Why Brands Should Pay Attention to the New Age of Singledom
We’re halfway through 2019, and as we approach a new decade, we’re letting go of old stereotypes. As consumer behaviours change, they are not defined by traditional (and sometimes outdated) values. Independence, authenticity and self-expression are much more important today, which is why we’ve seen the rise of singledom. “It’s a natural evolution alongside job hopping, co-living, co-working, digital obsession and a moving workforce,” reports a recent study by think-tank JWT Intelligence.
The Single Age, as JWT defines the trend, is less about being “single” and behaving promiscuously (though no one is judging), and more about empowerment and living for yourself - something we at Truffle are forever passionate about. That’s not to say that if our dream man appeared and offered to sweep us off our feet we would decline; of course we wouldn’t! However, we are here for breaking the mould of traditions and being in control of our own decisions and lifestyles. The Single Age is happening now and it is about being unapologetic in YOURself.
As a result of feeling more confident, empowered and fulfilled with the decisions they make without seeking validation, uncoupled people drive new habits and behaviours. What’s more, their expectations of brands and how they engage with them has significantly changed. Below, we have rounded up a few categories in which members of The Single Age are transforming.
As solo travelling is on the rise, hospitality and travel brands are reacting accordingly. One of the main developments we’ve seen includes pushing the wellness and self-care element in the hotel space, so that solo (and coupled) visitors can still recharge and relax while on holiday, rather than going back home even more exhausted than when they left. For example, in 2018, hotel chain Hyatt revamped its high end Hyatt Place brand to promote well-being. The update included guest rooms divided into different zones for sleeping, working and relaxing with comfortable mattresses, blackout shades and warm-coloured lighting to improve sleep quality. The hospitality brand also expanded its fitness facilities by launching fitness and mindfulness video content in its mobile app.
Another way hotels are catering for solo travellers (and also trying to show an edge against sharing economy darlings like Airbnb) is by introducing “meet up apps”. Boutique hotel chain The Standard launched an app that positions the brand as a social space that brings people together. Called The Lobby, the app lets guests interact with other guests in a social media networking style. The twist is that everything is deleted at checkout, which leaves no room for a digital trail.
Career and Finance
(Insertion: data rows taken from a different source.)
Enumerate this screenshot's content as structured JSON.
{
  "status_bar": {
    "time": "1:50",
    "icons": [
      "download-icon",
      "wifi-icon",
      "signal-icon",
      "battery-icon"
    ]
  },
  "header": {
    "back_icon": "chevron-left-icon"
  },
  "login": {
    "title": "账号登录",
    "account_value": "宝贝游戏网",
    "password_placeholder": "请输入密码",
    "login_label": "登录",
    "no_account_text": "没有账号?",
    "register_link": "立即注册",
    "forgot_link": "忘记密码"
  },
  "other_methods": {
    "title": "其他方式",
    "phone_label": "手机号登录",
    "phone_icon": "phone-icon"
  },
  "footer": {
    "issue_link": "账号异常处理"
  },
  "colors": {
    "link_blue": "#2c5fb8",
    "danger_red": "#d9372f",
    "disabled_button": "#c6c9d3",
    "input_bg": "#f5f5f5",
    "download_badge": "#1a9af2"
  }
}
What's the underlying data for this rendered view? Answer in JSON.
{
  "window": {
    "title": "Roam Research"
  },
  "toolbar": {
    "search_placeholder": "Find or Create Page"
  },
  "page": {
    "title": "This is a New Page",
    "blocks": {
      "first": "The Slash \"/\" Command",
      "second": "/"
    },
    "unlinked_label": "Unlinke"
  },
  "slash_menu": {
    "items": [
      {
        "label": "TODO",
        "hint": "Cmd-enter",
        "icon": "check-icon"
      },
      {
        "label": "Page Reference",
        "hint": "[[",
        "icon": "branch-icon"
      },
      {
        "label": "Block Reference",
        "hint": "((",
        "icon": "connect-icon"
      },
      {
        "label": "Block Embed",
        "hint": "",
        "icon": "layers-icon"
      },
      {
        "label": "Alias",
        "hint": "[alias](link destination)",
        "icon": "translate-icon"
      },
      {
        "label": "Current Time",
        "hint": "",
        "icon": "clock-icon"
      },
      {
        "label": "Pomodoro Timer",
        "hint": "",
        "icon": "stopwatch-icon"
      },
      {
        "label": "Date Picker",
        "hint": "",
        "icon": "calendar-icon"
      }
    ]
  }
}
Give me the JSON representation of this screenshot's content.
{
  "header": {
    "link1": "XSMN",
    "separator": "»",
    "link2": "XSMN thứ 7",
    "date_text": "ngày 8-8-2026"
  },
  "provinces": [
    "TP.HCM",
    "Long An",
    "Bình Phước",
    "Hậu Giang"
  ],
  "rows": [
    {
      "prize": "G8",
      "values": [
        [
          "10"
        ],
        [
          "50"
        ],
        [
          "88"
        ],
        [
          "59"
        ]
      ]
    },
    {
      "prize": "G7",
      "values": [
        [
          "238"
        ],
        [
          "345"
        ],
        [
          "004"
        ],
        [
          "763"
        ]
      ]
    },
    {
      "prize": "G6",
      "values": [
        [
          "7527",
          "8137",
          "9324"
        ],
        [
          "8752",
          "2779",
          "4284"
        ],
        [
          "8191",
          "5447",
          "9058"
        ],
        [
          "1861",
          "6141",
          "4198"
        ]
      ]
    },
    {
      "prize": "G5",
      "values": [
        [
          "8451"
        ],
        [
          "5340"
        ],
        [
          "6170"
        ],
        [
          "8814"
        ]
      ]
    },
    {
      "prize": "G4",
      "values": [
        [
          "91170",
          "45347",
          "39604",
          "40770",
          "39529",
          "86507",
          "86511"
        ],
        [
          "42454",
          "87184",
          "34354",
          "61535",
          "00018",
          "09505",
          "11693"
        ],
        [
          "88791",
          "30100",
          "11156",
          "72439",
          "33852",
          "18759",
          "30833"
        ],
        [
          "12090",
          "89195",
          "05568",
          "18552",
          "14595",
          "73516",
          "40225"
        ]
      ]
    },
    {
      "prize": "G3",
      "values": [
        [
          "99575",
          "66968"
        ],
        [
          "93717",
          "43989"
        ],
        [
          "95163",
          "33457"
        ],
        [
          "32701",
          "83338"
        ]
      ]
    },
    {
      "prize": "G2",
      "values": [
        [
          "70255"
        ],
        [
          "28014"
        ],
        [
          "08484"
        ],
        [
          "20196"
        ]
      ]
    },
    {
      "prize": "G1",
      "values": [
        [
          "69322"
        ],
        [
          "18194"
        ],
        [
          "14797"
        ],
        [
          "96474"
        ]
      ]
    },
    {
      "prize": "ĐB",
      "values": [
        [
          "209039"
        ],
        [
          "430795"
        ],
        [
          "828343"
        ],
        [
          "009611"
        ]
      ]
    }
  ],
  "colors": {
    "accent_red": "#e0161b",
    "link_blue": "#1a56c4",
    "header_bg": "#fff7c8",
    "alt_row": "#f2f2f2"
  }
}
Gone are the days of staying in a company for 10 years to earn your place at the top. It seems that this generation can not sit still. Smart, educated, and with a desire to constantly learn and progress, job hopping is becoming increasingly more common, with freelancing and entrepreneurism growing.
But does this have a crippling effect on our finances? In a recent interview, Glynnis MacNicol, author of No One Tells You This: A Memoir (of singledom), shared the difficulties of growing up in a world that is financially geared towards couples.
But things have started to change, and both smart startups and established brands are capitalising on the opportunities. Ellevest, for example, was launched to be the world’s first robo-advisor designed specifically for women investors. The brand provides financial education for women and self-employed young people, demystifying complex terms and tools.
NatWest Bank also recently teamed up with Stylist Magazine to launch A Woman’s Worth Collective - a hub for women providing information about all things finance, from buying a house, to investing and all the way through to how money impacts mental health. The platform also serves as a forum where the brand conducts surveys with this audience.
Home ownership and living for this group has also been completely redefined due to a mix of societal, political and economic factors. Many members of The Single Age tribe are millennials who, we know, are still in student debts. This coupled with the skyrocketing house prices means that people think differently about home ownership and the spaces that they live in. This is why we’ve seen a spike in popularity in concepts like co-living - where dwellers in buildings share interests or similar professions, and come together for activities such as meals and discussion in the common living areas. Co-living spaces such as The Collective and WeLive can bring connection and positive relationships among singletons, it’s like university halls for grown ups (but cleaner!).
In summary, members of The Single Age are redefining all industries - from finance to hospitality and home ownership. Businesses that are quick to address this by tailoring their communications as well as creating products and services for this segment can earn the love (and wallets) of this lucrative consumer group.